Check the manufacturer’s recommended pressure and follow the guidelines. Depending on where you live, you should check the tire pressure at least once a week. Cold weather causes the tire pressure to drop, and hot weather makes it increase.

Try a Fuel Additive

Fuel-injected ATVs as well as models with a carburetor can benefit from fuel additives that clean the injectors/carburetor. Most automotive additives are intended for use in tanks that are much larger than the tank on an ATV, though. A capful every six fill-ups or so is usually plenty.

ATV Gas Tank Size

Related to questions about ATV fuel economy are questions about how many miles you’ll get for one tank of gas. The gas tank size of ATVs varies by model. Most ATVs have a tank that holds around 3-5 gallons.

You can find the size of your tank in your owner’s manual. Most manufacturers provide the manual and specs online.

To estimate how many miles you’ll get per tank of gas, multiply your average miles per gallon by the gallon size of your tank.

Best Fuel for ATVs

You want to get the most from your ATV gas budget. Using cheaper gas isn’t necessarily the best way to save money, though. The manual for your ATV will tell you what kind of gasoline is best for it.

Most ATVs can use 87 octane gas. Some models are premium only, though. Ethanol gas is usually okay for newer ATVs as long as the ethanol content is no more than 10%.

2-stroke ATVs almost always need premium fuel. They operate at a higher compression rate, and gas with a higher octane rating will withstand more compression.

Avoid Performance Problems

Using inadequate fuel in any ATV will lower your performance. You can experience uneven power delivery, erratic engine reactions, and engine knocks.

The wrong grade of gasoline will lower your fuel economy.

Lower octane fuel burns easier. Using lower octane gas to save money can actually make you spend more. You go through the gas faster.

Get the Most from Your Gas Budget

Most ATVs get decent gas mileage, so worrying about your ATV fuel economy is a non-issue. The right riding techniques, proper maintenance, and the right fuel mean that you’ll be riding longer and spending less on gas.
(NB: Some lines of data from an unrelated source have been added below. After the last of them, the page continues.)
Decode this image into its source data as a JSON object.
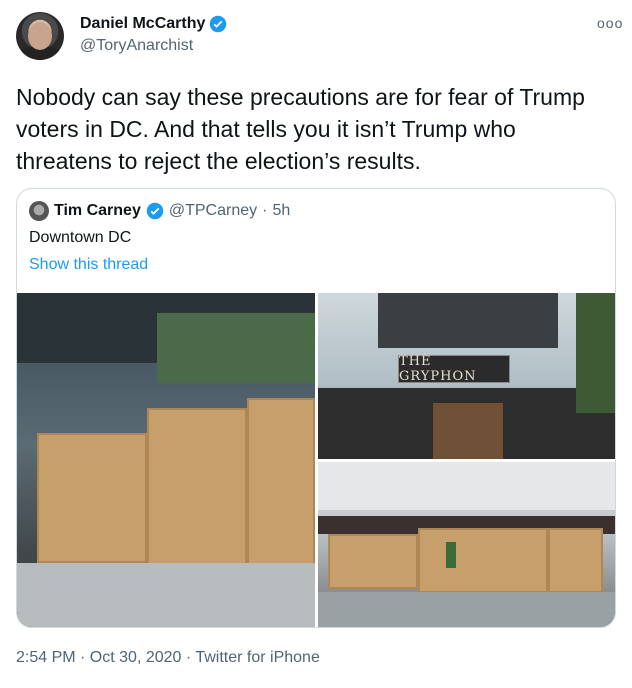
{
  "author": {
    "name": "Daniel McCarthy",
    "handle": "@ToryAnarchist",
    "verified_color": "#1d9bf0"
  },
  "tweet": {
    "text": "Nobody can say these precautions are for fear of Trump voters in DC. And that tells you it isn’t Trump who threatens to reject the election’s results."
  },
  "quoted": {
    "name": "Tim Carney",
    "handle": "@TPCarney",
    "separator": "·",
    "time": "5h",
    "text": "Downtown DC",
    "link": "Show this thread"
  },
  "media": {
    "sign_text": "THE GRYPHON"
  },
  "footer": {
    "timestamp": "2:54 PM · Oct 30, 2020 · Twitter for iPhone"
  }
}
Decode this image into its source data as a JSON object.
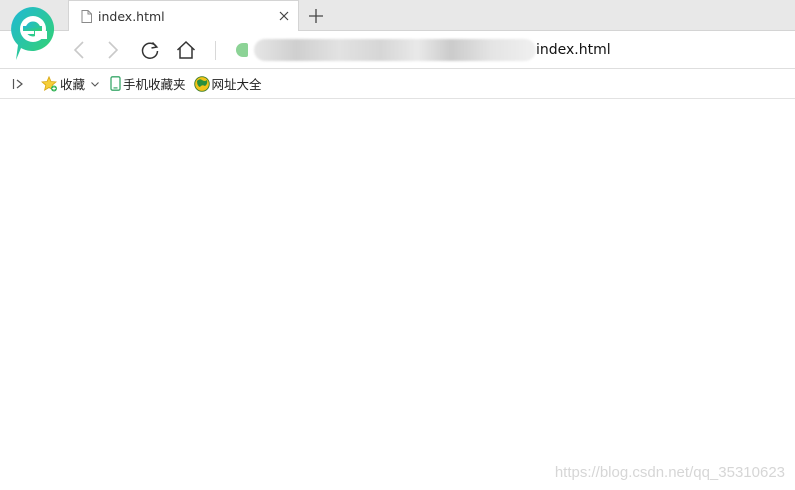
{
  "tab": {
    "title": "index.html",
    "icon": "file-icon",
    "close_icon": "close-icon"
  },
  "toolbar": {
    "back_icon": "back-arrow-icon",
    "forward_icon": "forward-arrow-icon",
    "reload_icon": "reload-icon",
    "home_icon": "home-icon",
    "url_visible": "index.html"
  },
  "bookmarks_bar": {
    "toggle_icon": "sidebar-toggle-icon",
    "items": [
      {
        "label": "收藏",
        "icon": "star-icon"
      },
      {
        "label": "手机收藏夹",
        "icon": "phone-icon"
      },
      {
        "label": "网址大全",
        "icon": "globe-icon"
      }
    ]
  },
  "watermark": "https://blog.csdn.net/qq_35310623",
  "colors": {
    "brand_green": "#2fc27a",
    "tabstrip_bg": "#e8e8e8",
    "page_bg": "#ffffff"
  }
}
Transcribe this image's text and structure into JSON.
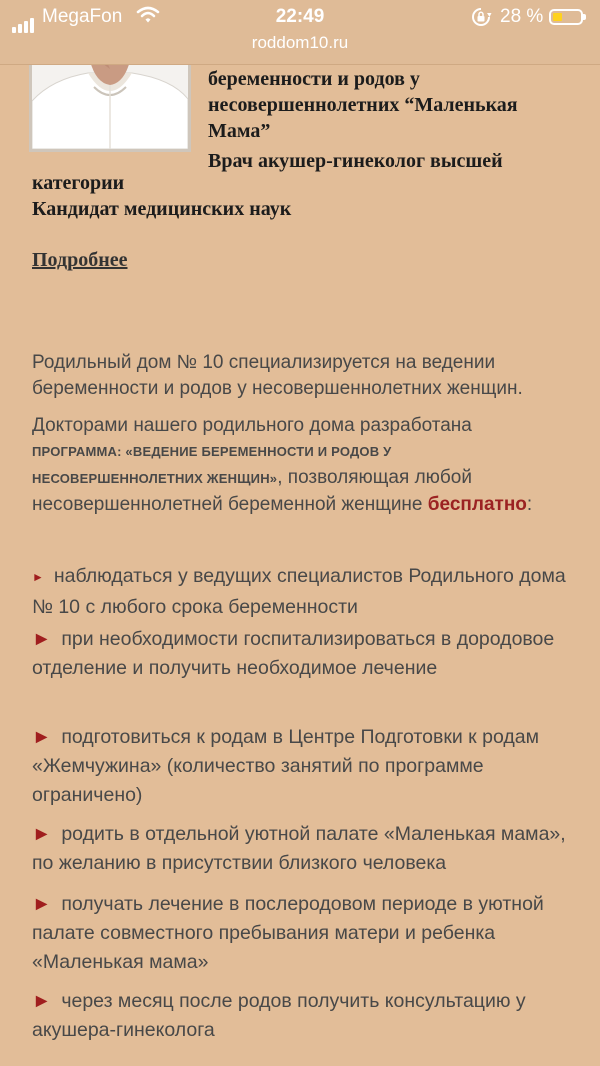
{
  "status_bar": {
    "carrier": "MegaFon",
    "time": "22:49",
    "battery_percent": "28 %",
    "battery_level": 0.28,
    "url": "roddom10.ru",
    "icons": [
      "signal-icon",
      "wifi-icon",
      "orientation-lock-icon",
      "battery-icon"
    ]
  },
  "doctor": {
    "right_lines": [
      "беременности и родов у",
      "несовершеннолетних “Маленькая",
      "Мама”",
      "Врач акушер-гинеколог высшей"
    ],
    "full_lines": [
      "категории",
      "Кандидат медицинских наук"
    ],
    "more_link": "Подробнее"
  },
  "intro": {
    "p1": "Родильный дом № 10 специализируется на ведении беременности и родов у несовершеннолетних женщин.",
    "p2_line1": "Докторами нашего родильного дома разработана",
    "p2_caps1": "ПРОГРАММА: «ВЕДЕНИЕ БЕРЕМЕННОСТИ И РОДОВ У",
    "p2_caps2": "НЕСОВЕРШЕННОЛЕТНИХ ЖЕНЩИН»",
    "p2_tail": ", позволяющая любой",
    "p2_line4": "несовершеннолетней беременной женщине ",
    "p2_free": "бесплатно",
    "p2_colon": ":"
  },
  "benefits": {
    "bullet": "►",
    "items": [
      "наблюдаться у ведущих специалистов Родильного дома № 10 с любого срока беременности",
      "при необходимости госпитализироваться в дородовое отделение и получить необходимое лечение",
      "подготовиться к родам в Центре Подготовки к родам «Жемчужина» (количество занятий по программе ограничено)",
      "родить в отдельной уютной палате «Маленькая мама», по желанию в присутствии близкого человека",
      "получать лечение в послеродовом периоде в уютной палате совместного пребывания матери и ребенка «Маленькая мама»",
      "через месяц после родов получить консультацию у акушера-гинеколога"
    ]
  },
  "colors": {
    "background": "#e2bd98",
    "accent_red": "#a01e1e",
    "text": "#484848"
  }
}
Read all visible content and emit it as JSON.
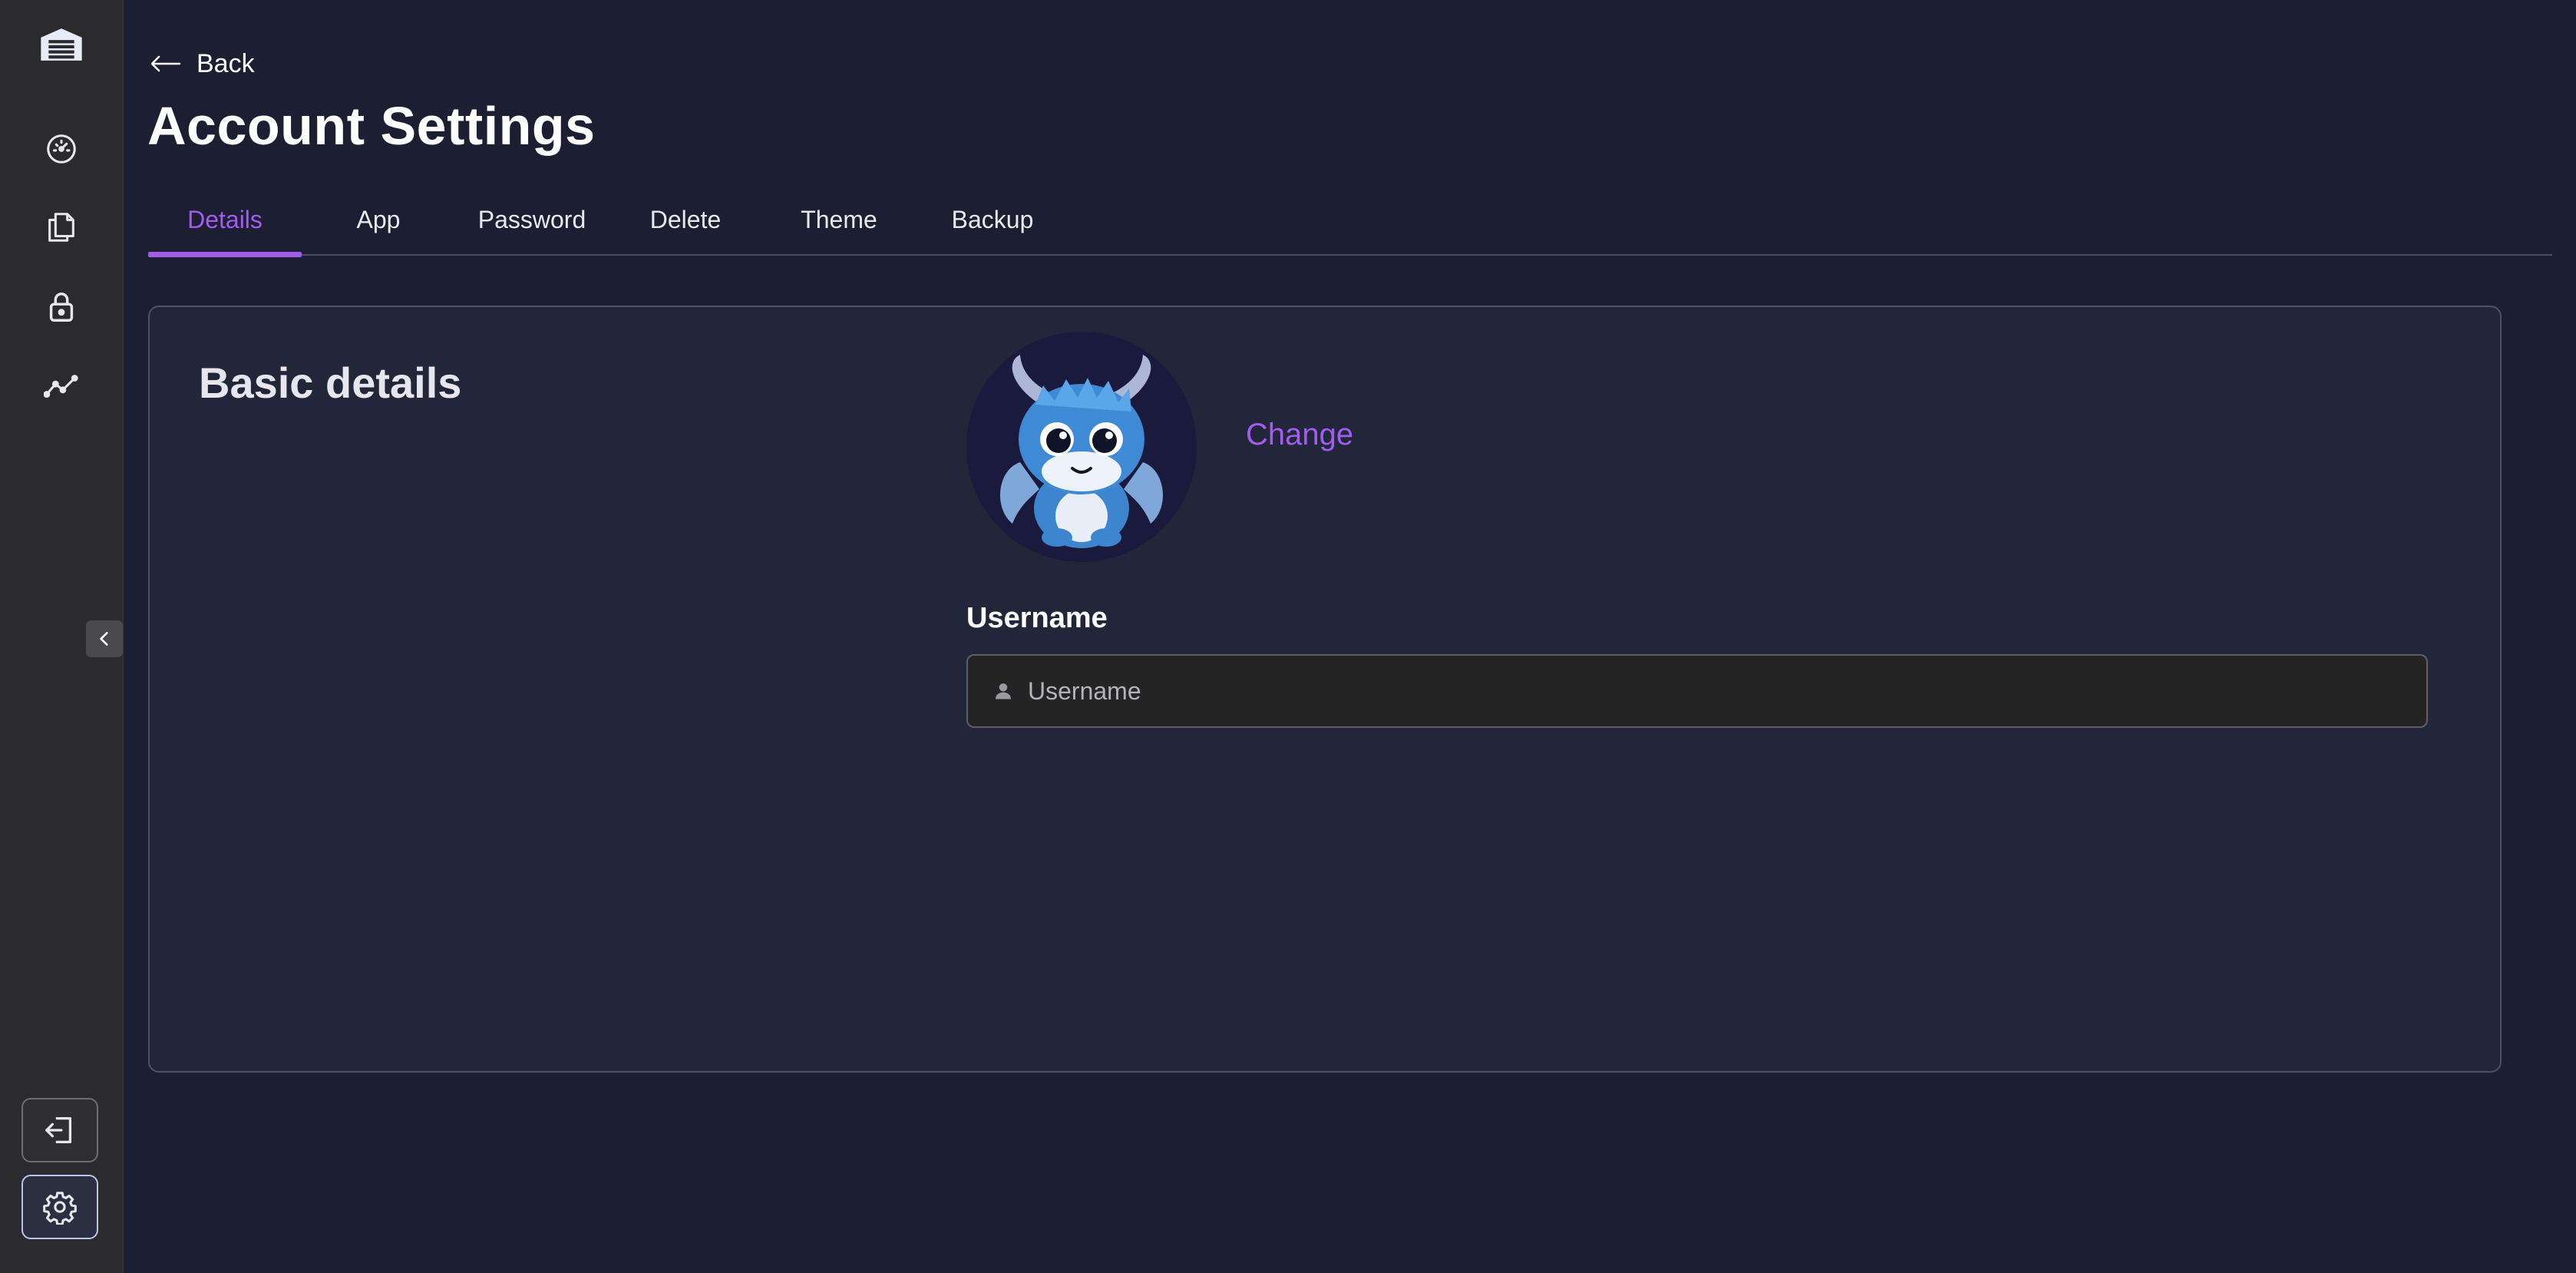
{
  "sidebar": {
    "logo_icon": "warehouse-icon",
    "items": [
      {
        "name": "dashboard",
        "icon": "speedometer-icon"
      },
      {
        "name": "files",
        "icon": "files-icon"
      },
      {
        "name": "security",
        "icon": "lock-icon"
      },
      {
        "name": "analytics",
        "icon": "trend-line-icon"
      }
    ],
    "collapse_icon": "chevron-left-icon",
    "logout_icon": "logout-icon",
    "settings_icon": "gear-icon"
  },
  "header": {
    "back_label": "Back",
    "title": "Account Settings"
  },
  "tabs": [
    {
      "label": "Details",
      "active": true
    },
    {
      "label": "App",
      "active": false
    },
    {
      "label": "Password",
      "active": false
    },
    {
      "label": "Delete",
      "active": false
    },
    {
      "label": "Theme",
      "active": false
    },
    {
      "label": "Backup",
      "active": false
    }
  ],
  "details": {
    "section_title": "Basic details",
    "change_label": "Change",
    "username_label": "Username",
    "username_placeholder": "Username",
    "username_value": ""
  },
  "colors": {
    "accent": "#a35cf0",
    "background": "#1c1f32",
    "sidebar": "#2b2b2d",
    "card": "#222639"
  }
}
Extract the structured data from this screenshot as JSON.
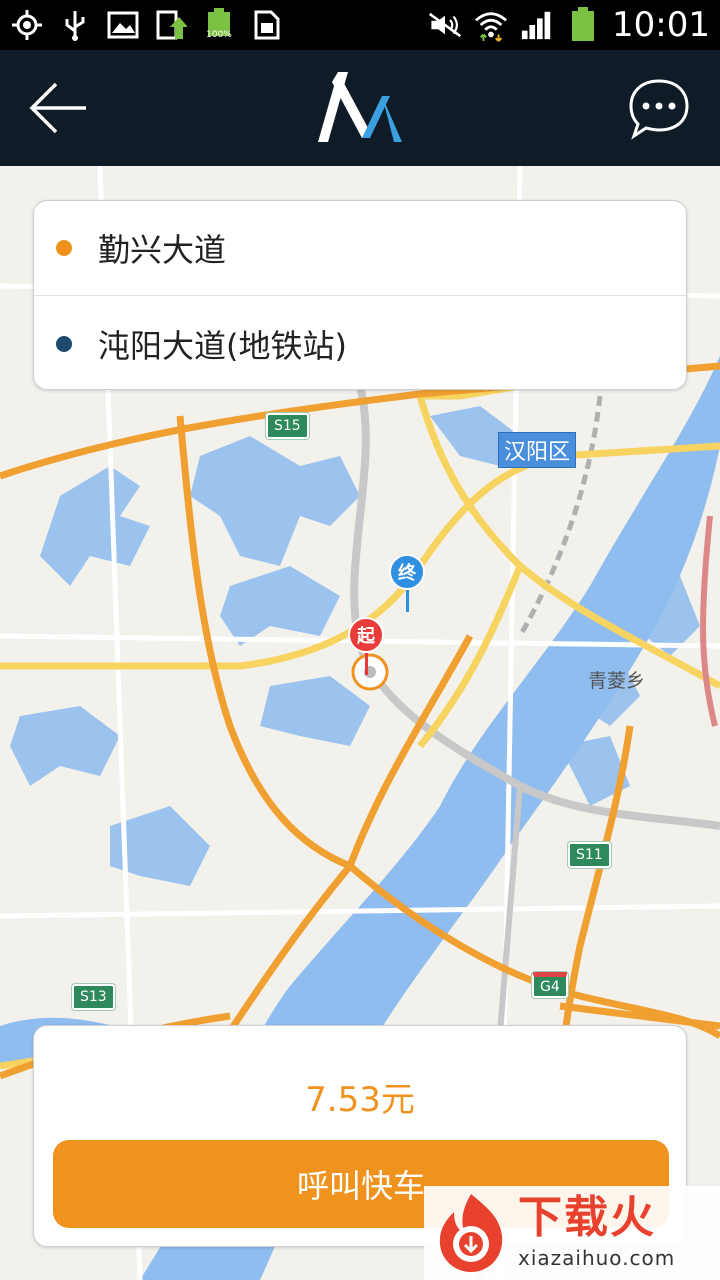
{
  "status_bar": {
    "time": "10:01",
    "battery_label": "100%"
  },
  "app_bar": {
    "back_icon": "arrow-left-icon",
    "logo_icon": "app-logo-icon",
    "message_icon": "chat-bubble-icon"
  },
  "route": {
    "origin": "勤兴大道",
    "destination": "沌阳大道(地铁站)"
  },
  "map": {
    "district_label": "汉阳区",
    "place_label": "青菱乡",
    "road_signs": [
      "S15",
      "S11",
      "G4",
      "S13"
    ],
    "start_pin_label": "起",
    "end_pin_label": "终"
  },
  "fare": {
    "price": "7.53元",
    "call_button": "呼叫快车"
  },
  "watermark": {
    "cn": "下载火",
    "en": "xiazaihuo.com"
  },
  "colors": {
    "accent": "#f0921e",
    "origin_dot": "#f0921e",
    "destination_dot": "#1e4a6e",
    "start_pin": "#ea3b3b",
    "end_pin": "#2f8fe0",
    "app_bar_bg": "#0f1b26"
  }
}
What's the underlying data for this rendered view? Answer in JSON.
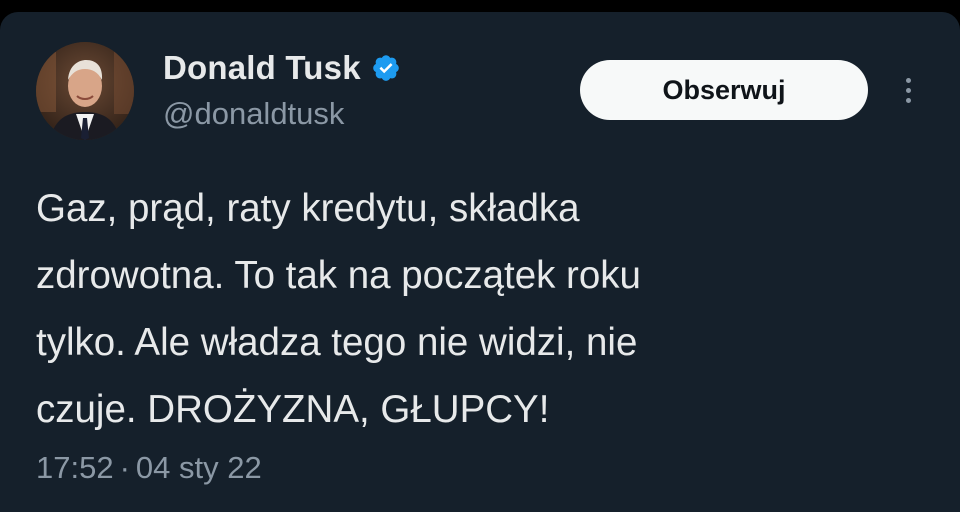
{
  "author": {
    "display_name": "Donald Tusk",
    "handle": "@donaldtusk",
    "verified": true,
    "avatar": "profile-photo"
  },
  "actions": {
    "follow_label": "Obserwuj",
    "more_icon": "more-vertical-icon"
  },
  "tweet": {
    "lines": [
      "Gaz, prąd, raty kredytu, składka",
      "zdrowotna. To tak na początek roku",
      "tylko. Ale władza tego nie widzi, nie",
      "czuje. DROŻYZNA, GŁUPCY!"
    ],
    "time": "17:52",
    "separator": "·",
    "date": "04 sty 22"
  },
  "colors": {
    "background": "#15202b",
    "primary_text": "#e7e9ea",
    "secondary_text": "#8b98a5",
    "verified_badge": "#1d9bf0",
    "follow_button_bg": "#f7f9f9"
  }
}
Check out our ATV comparison page for more practical information like this. We’ll help you get the most from your ATV.